The trial is expected to last eight weeks.


(News 24)  Milkshake murder case in court.  Edited by Tisha Steyn.  June 12, 2005.

The trial of an American woman accused of bludgeoning her wealthy banker husband to death is gripping Hong Kong with its heady brew of sex, power, greed, betrayal, jealousy and, above all in this cash-obsessed town, money.  Nancy Ann Kissel is accused of spiking her husband Robert Kissel's strawberry milkshake with sedatives before beating him repeatedly about the head with a metal ornament and then hiding the body in a rolled-up carpet.

The trial has shone a tantalising light into the usually closed world of Hong Kong's wealthy expats.  From day one prosecutors portrayed Nancy Kissel, now 40, as a philandering schemer who stood to gain more than $5m in insurance pay-outs from the death of her husband.  The US couple had arrived in Hong Kong with their three children six years ago and set up home in the exclusive Parkview community favoured by US expats.
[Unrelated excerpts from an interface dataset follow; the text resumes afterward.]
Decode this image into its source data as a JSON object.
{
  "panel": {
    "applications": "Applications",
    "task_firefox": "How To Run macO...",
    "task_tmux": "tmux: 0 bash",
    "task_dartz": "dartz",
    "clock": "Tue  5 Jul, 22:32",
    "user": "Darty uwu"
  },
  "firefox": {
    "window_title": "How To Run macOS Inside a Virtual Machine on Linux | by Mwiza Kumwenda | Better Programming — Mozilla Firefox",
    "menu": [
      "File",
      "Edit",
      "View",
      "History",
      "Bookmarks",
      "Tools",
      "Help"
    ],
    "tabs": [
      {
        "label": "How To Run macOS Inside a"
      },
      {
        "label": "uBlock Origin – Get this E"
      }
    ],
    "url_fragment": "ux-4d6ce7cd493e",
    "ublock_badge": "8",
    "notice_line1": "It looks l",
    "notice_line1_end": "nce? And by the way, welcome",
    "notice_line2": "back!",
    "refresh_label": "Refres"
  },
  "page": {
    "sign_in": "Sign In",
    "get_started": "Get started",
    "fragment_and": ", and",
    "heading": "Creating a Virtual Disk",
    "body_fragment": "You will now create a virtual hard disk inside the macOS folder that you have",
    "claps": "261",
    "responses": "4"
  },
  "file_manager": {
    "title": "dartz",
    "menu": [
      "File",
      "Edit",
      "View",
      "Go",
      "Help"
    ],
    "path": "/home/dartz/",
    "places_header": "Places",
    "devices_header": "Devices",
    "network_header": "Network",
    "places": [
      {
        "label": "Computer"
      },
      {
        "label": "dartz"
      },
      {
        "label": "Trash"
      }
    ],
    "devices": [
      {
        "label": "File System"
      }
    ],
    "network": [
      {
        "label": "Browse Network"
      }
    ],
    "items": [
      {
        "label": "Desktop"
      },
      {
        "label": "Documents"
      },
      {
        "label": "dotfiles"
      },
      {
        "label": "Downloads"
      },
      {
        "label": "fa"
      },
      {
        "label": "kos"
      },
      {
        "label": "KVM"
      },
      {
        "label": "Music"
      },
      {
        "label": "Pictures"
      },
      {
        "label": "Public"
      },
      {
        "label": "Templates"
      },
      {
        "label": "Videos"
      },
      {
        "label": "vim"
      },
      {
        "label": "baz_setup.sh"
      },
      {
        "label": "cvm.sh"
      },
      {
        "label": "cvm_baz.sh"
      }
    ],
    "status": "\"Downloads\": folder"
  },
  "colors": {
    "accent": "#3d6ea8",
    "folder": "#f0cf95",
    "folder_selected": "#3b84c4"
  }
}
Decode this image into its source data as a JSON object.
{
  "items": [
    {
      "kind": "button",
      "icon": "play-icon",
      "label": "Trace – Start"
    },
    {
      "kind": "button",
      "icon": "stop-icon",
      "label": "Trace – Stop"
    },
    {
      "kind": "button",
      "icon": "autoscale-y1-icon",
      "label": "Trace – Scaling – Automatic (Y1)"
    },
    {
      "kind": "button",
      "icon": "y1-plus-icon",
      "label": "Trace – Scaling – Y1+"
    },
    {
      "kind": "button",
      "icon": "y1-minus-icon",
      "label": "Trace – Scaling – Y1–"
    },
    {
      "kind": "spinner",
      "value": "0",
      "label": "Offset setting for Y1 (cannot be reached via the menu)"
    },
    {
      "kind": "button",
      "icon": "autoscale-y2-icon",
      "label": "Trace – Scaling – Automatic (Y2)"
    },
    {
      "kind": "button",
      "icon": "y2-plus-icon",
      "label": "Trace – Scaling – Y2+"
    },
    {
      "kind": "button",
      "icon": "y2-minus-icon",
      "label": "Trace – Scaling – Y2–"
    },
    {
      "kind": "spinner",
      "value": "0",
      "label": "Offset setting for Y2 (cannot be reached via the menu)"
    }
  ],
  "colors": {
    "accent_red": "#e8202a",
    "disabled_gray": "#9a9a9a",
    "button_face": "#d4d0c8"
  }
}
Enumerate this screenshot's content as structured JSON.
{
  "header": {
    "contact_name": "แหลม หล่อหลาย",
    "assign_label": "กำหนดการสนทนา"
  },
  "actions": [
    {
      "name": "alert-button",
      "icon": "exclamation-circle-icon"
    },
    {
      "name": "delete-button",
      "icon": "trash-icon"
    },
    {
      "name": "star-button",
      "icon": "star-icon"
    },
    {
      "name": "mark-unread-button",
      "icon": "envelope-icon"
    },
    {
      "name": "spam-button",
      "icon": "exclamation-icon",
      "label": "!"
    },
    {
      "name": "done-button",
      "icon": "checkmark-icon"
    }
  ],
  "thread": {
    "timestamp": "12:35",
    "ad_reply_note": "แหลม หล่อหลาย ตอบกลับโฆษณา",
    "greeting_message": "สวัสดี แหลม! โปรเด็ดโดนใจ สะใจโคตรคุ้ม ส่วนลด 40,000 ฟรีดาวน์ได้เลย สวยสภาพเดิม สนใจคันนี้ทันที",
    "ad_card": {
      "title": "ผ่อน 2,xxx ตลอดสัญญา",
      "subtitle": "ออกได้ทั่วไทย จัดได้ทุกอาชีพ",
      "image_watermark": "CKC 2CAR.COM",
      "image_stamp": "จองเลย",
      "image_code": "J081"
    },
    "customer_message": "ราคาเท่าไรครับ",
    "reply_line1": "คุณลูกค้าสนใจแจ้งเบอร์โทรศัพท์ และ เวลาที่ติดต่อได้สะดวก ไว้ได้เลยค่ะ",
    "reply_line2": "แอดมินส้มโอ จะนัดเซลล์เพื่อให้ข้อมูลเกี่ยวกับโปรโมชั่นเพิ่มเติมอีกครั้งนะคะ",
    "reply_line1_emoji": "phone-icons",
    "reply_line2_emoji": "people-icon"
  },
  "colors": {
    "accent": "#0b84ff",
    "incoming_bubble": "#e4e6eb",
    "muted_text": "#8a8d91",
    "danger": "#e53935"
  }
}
The body of Robert Kissel, 40, senior investment banker with Merrill Lynch, was found in the rug in a storeroom at the housing complex in November 2003.  Prosecuting barrister Peter Chapman said removal men were alerted to the corpse by a stench they described as being "similar to salted fish".

The seven-person jury was told that prior to his death, Kissel had hired private detectives to spy on his wife because he had discovered she had been having an affair with a TV repairman back home in the US.  The court heard he had also gathered evidence from spyware software he'd placed on his wife's computers, which had yielded erotic e-mail exchanges between her and a man named Michael del Priore.  Prosecutors claimed the accused had regular trysts with her lover during a four-month spell when she had moved the children back to Vermont to escape the Severe Acute Respiratory Syndrome (SARS) outbreak in the spring of 2003.
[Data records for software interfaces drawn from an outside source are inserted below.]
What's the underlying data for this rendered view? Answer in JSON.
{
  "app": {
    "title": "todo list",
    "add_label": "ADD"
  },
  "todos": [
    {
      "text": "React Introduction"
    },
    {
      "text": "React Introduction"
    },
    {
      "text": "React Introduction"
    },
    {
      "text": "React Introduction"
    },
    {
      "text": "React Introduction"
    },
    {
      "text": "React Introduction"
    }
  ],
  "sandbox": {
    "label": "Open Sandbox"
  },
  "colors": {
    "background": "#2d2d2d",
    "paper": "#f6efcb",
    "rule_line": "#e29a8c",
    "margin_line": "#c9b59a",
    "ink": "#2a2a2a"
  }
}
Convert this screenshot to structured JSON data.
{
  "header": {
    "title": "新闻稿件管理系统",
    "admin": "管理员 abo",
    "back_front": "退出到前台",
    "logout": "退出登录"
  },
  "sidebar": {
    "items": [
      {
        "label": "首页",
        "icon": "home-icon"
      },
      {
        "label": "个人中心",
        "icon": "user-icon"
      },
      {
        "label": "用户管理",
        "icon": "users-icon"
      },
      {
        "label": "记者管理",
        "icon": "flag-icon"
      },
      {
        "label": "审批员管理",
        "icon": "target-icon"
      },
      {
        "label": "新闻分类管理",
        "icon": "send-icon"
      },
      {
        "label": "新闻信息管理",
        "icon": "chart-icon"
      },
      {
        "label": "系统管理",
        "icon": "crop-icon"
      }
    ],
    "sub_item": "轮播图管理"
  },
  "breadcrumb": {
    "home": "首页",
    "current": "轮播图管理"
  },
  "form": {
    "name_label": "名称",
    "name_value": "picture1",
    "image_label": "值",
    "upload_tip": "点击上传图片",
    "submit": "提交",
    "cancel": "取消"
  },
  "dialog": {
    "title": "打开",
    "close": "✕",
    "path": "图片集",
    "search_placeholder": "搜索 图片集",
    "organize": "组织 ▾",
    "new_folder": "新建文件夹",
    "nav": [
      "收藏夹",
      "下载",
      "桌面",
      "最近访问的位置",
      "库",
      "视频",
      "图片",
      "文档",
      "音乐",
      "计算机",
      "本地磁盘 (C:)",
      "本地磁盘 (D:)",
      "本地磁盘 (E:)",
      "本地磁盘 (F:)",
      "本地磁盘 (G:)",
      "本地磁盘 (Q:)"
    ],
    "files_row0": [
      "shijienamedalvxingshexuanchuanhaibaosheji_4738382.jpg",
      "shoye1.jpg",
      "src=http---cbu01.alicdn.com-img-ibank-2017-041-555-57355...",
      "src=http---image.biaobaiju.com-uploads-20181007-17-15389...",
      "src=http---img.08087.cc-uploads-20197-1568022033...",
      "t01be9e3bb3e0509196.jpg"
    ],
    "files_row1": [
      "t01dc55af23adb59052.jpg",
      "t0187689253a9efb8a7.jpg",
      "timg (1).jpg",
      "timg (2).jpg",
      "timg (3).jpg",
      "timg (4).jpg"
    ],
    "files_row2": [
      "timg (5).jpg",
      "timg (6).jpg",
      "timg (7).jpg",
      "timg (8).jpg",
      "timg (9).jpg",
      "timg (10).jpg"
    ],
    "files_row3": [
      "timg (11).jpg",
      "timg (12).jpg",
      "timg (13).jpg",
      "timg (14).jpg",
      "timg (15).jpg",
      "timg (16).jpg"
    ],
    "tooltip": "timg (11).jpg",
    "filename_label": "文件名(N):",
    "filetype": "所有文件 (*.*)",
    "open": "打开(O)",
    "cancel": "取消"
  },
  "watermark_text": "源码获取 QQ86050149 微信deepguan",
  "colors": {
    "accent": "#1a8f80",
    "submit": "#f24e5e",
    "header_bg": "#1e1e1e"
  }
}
The day Robert Kissel was murdered, prosecutors said he had resolved to confront his wife about the deterioration of their marriage. He had spoken to divorce lawyers months earlier, the court heard.  According to the prosecution, he had also told hired surveillance men that he feared for his life as he thought his wife was slowly poisoning him.

On November 2, Nancy Kissel served her husband and neighbour Andrew Tanzer two large glasses of pink milkshake. Tanzer asked what was in it, to which the accused replied: "A secret recipe."  Later, the court was told, Tanzer's wife said her husband looked red-faced and tired. A colleague who had spoken to Kissel later in the day said the banker sounded incoherent and tired.

That night Nancy Kissel murdered her husband, the court was told, and hatched a plan to cover it up by buying two new carpets and hiding the body in an old rug.  Kissel's body was found by removal men hired by Nancy Kissel to dump the old rug.  Government labs discovered four types of hypnotics and an anti-depressant in the stomach of the deceased, the court heard.

Nancy Kissel, who is free on bail, denies the charge.


From Sing Pao:

The court heard a written testimony from the New York Life Insurance Company.  The company stated that the deceased Robert Kissel had purchased three insurance policies to the amount of US$5 million, with the beneficiary being the defendant Nancy Kissel.  The insurance company wrote that under normal circumstances, it will not disclose to the beneficiary that she is a beneficiarcy.  If there should be an instance in which the insured should be killed by the beneficiary, the insurance will notify the estate executor and then act according to American law.

From Sing Tao (print edition):

Private detective Rocco Gatta testified in court and showed surveillance video tapes.  He said that during the surveillance period, he observed a van arriving at Nancy Kissel's house more than once.  The myterious visitor stayed until midnight and then drove off with the headlights off.  The identity of the visitor is unknown.  He said that he looked up the license plate and determined that it belonged to the video repair shop where Michael del Priore worked.

The key point of this last report is that "the identity of the visitor is unknown" and it will be up to the jury to infer that it was Michael del Priore.

 
(photos: Rocco Gatta; Jane Kissel Clayton and dad.  Credit: Sing Pao)